◆ **GOAL OF THE EXERCISE**
Return the material unaltered, line by line.
================
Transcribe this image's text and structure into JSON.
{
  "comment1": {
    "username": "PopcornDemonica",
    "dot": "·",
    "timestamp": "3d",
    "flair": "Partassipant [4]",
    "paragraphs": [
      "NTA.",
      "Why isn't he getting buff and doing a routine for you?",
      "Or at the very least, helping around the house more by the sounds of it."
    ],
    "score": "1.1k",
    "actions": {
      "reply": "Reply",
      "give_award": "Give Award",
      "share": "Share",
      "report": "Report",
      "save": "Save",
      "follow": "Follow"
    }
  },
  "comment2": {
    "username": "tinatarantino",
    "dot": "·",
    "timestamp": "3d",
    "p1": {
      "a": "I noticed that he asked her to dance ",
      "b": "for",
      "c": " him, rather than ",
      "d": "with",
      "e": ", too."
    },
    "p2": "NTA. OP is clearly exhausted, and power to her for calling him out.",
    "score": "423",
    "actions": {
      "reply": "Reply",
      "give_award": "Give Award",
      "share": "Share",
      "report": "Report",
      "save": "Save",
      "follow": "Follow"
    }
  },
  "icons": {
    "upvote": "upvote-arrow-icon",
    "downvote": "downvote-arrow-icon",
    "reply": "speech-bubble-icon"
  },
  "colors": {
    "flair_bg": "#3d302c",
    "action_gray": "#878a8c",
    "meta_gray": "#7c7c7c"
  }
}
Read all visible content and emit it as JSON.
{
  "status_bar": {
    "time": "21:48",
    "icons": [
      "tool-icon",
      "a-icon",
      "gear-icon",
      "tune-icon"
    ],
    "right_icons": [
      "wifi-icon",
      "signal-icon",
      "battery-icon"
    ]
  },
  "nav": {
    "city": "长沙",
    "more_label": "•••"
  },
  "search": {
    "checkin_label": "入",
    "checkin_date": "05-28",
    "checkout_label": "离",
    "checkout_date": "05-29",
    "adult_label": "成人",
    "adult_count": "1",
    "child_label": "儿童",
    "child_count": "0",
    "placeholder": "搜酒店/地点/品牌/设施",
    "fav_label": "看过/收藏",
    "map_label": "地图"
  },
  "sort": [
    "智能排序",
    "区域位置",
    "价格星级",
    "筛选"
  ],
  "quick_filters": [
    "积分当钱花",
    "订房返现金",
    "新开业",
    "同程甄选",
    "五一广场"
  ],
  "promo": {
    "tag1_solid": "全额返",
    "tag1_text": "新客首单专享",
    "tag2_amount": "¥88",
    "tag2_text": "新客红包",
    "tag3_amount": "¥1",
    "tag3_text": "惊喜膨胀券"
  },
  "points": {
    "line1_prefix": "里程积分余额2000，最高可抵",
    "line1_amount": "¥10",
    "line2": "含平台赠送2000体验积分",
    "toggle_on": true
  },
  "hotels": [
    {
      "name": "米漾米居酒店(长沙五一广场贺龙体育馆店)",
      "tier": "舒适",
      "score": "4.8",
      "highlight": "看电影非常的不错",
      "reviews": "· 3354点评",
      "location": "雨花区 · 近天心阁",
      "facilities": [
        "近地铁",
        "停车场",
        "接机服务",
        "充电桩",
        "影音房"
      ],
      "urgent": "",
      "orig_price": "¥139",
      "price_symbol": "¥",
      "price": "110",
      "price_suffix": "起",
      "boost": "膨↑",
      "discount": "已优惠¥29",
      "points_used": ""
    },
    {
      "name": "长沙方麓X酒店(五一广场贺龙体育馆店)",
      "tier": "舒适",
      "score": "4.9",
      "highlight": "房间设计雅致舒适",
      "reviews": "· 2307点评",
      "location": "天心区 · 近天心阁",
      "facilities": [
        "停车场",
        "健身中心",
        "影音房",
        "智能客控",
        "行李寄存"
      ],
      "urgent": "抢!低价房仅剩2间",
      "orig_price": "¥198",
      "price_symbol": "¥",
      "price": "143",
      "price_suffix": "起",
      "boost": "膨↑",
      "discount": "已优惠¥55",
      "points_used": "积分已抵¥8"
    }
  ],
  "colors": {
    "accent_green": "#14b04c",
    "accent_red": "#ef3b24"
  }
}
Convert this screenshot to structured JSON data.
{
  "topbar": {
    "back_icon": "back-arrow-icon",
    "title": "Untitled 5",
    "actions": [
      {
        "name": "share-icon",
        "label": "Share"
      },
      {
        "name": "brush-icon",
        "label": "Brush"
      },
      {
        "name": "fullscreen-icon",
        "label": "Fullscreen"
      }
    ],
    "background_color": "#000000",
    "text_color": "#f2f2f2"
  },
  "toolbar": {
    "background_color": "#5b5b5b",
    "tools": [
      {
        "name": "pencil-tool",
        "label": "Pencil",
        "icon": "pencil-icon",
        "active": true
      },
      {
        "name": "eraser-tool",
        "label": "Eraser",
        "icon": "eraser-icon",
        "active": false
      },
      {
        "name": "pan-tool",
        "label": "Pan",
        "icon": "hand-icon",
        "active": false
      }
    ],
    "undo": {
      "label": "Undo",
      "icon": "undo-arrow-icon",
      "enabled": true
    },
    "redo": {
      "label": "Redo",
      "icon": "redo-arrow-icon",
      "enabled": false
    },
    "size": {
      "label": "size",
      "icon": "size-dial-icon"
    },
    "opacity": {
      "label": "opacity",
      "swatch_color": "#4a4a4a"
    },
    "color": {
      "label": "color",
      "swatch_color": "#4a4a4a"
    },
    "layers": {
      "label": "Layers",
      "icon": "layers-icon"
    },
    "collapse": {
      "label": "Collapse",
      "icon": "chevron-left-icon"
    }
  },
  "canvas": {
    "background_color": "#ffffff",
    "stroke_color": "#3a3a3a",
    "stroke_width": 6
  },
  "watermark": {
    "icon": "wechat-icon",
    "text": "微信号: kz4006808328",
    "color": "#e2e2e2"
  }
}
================
◆ **EXERCISE RESPONSE**
Transcribe this image's text and structure into JSON.
{
  "comment1": {
    "username": "PopcornDemonica",
    "dot": "·",
    "timestamp": "3d",
    "flair": "Partassipant [4]",
    "paragraphs": [
      "NTA.",
      "Why isn't he getting buff and doing a routine for you?",
      "Or at the very least, helping around the house more by the sounds of it."
    ],
    "score": "1.1k",
    "actions": {
      "reply": "Reply",
      "give_award": "Give Award",
      "share": "Share",
      "report": "Report",
      "save": "Save",
      "follow": "Follow"
    }
  },
  "comment2": {
    "username": "tinatarantino",
    "dot": "·",
    "timestamp": "3d",
    "p1": {
      "a": "I noticed that he asked her to dance ",
      "b": "for",
      "c": " him, rather than ",
      "d": "with",
      "e": ", too."
    },
    "p2": "NTA. OP is clearly exhausted, and power to her for calling him out.",
    "score": "423",
    "actions": {
      "reply": "Reply",
      "give_award": "Give Award",
      "share": "Share",
      "report": "Report",
      "save": "Save",
      "follow": "Follow"
    }
  },
  "icons": {
    "upvote": "upvote-arrow-icon",
    "downvote": "downvote-arrow-icon",
    "reply": "speech-bubble-icon"
  },
  "colors": {
    "flair_bg": "#3d302c",
    "action_gray": "#878a8c",
    "meta_gray": "#7c7c7c"
  }
}
Read all visible content and emit it as JSON.
{
  "status_bar": {
    "time": "21:48",
    "icons": [
      "tool-icon",
      "a-icon",
      "gear-icon",
      "tune-icon"
    ],
    "right_icons": [
      "wifi-icon",
      "signal-icon",
      "battery-icon"
    ]
  },
  "nav": {
    "city": "长沙",
    "more_label": "•••"
  },
  "search": {
    "checkin_label": "入",
    "checkin_date": "05-28",
    "checkout_label": "离",
    "checkout_date": "05-29",
    "adult_label": "成人",
    "adult_count": "1",
    "child_label": "儿童",
    "child_count": "0",
    "placeholder": "搜酒店/地点/品牌/设施",
    "fav_label": "看过/收藏",
    "map_label": "地图"
  },
  "sort": [
    "智能排序",
    "区域位置",
    "价格星级",
    "筛选"
  ],
  "quick_filters": [
    "积分当钱花",
    "订房返现金",
    "新开业",
    "同程甄选",
    "五一广场"
  ],
  "promo": {
    "tag1_solid": "全额返",
    "tag1_text": "新客首单专享",
    "tag2_amount": "¥88",
    "tag2_text": "新客红包",
    "tag3_amount": "¥1",
    "tag3_text": "惊喜膨胀券"
  },
  "points": {
    "line1_prefix": "里程积分余额2000，最高可抵",
    "line1_amount": "¥10",
    "line2": "含平台赠送2000体验积分",
    "toggle_on": true
  },
  "hotels": [
    {
      "name": "米漾米居酒店(长沙五一广场贺龙体育馆店)",
      "tier": "舒适",
      "score": "4.8",
      "highlight": "看电影非常的不错",
      "reviews": "· 3354点评",
      "location": "雨花区 · 近天心阁",
      "facilities": [
        "近地铁",
        "停车场",
        "接机服务",
        "充电桩",
        "影音房"
      ],
      "urgent": "",
      "orig_price": "¥139",
      "price_symbol": "¥",
      "price": "110",
      "price_suffix": "起",
      "boost": "膨↑",
      "discount": "已优惠¥29",
      "points_used": ""
    },
    {
      "name": "长沙方麓X酒店(五一广场贺龙体育馆店)",
      "tier": "舒适",
      "score": "4.9",
      "highlight": "房间设计雅致舒适",
      "reviews": "· 2307点评",
      "location": "天心区 · 近天心阁",
      "facilities": [
        "停车场",
        "健身中心",
        "影音房",
        "智能客控",
        "行李寄存"
      ],
      "urgent": "抢!低价房仅剩2间",
      "orig_price": "¥198",
      "price_symbol": "¥",
      "price": "143",
      "price_suffix": "起",
      "boost": "膨↑",
      "discount": "已优惠¥55",
      "points_used": "积分已抵¥8"
    }
  ],
  "colors": {
    "accent_green": "#14b04c",
    "accent_red": "#ef3b24"
  }
}
Convert this screenshot to structured JSON data.
{
  "topbar": {
    "back_icon": "back-arrow-icon",
    "title": "Untitled 5",
    "actions": [
      {
        "name": "share-icon",
        "label": "Share"
      },
      {
        "name": "brush-icon",
        "label": "Brush"
      },
      {
        "name": "fullscreen-icon",
        "label": "Fullscreen"
      }
    ],
    "background_color": "#000000",
    "text_color": "#f2f2f2"
  },
  "toolbar": {
    "background_color": "#5b5b5b",
    "tools": [
      {
        "name": "pencil-tool",
        "label": "Pencil",
        "icon": "pencil-icon",
        "active": true
      },
      {
        "name": "eraser-tool",
        "label": "Eraser",
        "icon": "eraser-icon",
        "active": false
      },
      {
        "name": "pan-tool",
        "label": "Pan",
        "icon": "hand-icon",
        "active": false
      }
    ],
    "undo": {
      "label": "Undo",
      "icon": "undo-arrow-icon",
      "enabled": true
    },
    "redo": {
      "label": "Redo",
      "icon": "redo-arrow-icon",
      "enabled": false
    },
    "size": {
      "label": "size",
      "icon": "size-dial-icon"
    },
    "opacity": {
      "label": "opacity",
      "swatch_color": "#4a4a4a"
    },
    "color": {
      "label": "color",
      "swatch_color": "#4a4a4a"
    },
    "layers": {
      "label": "Layers",
      "icon": "layers-icon"
    },
    "collapse": {
      "label": "Collapse",
      "icon": "chevron-left-icon"
    }
  },
  "canvas": {
    "background_color": "#ffffff",
    "stroke_color": "#3a3a3a",
    "stroke_width": 6
  },
  "watermark": {
    "icon": "wechat-icon",
    "text": "微信号: kz4006808328",
    "color": "#e2e2e2"
  }
}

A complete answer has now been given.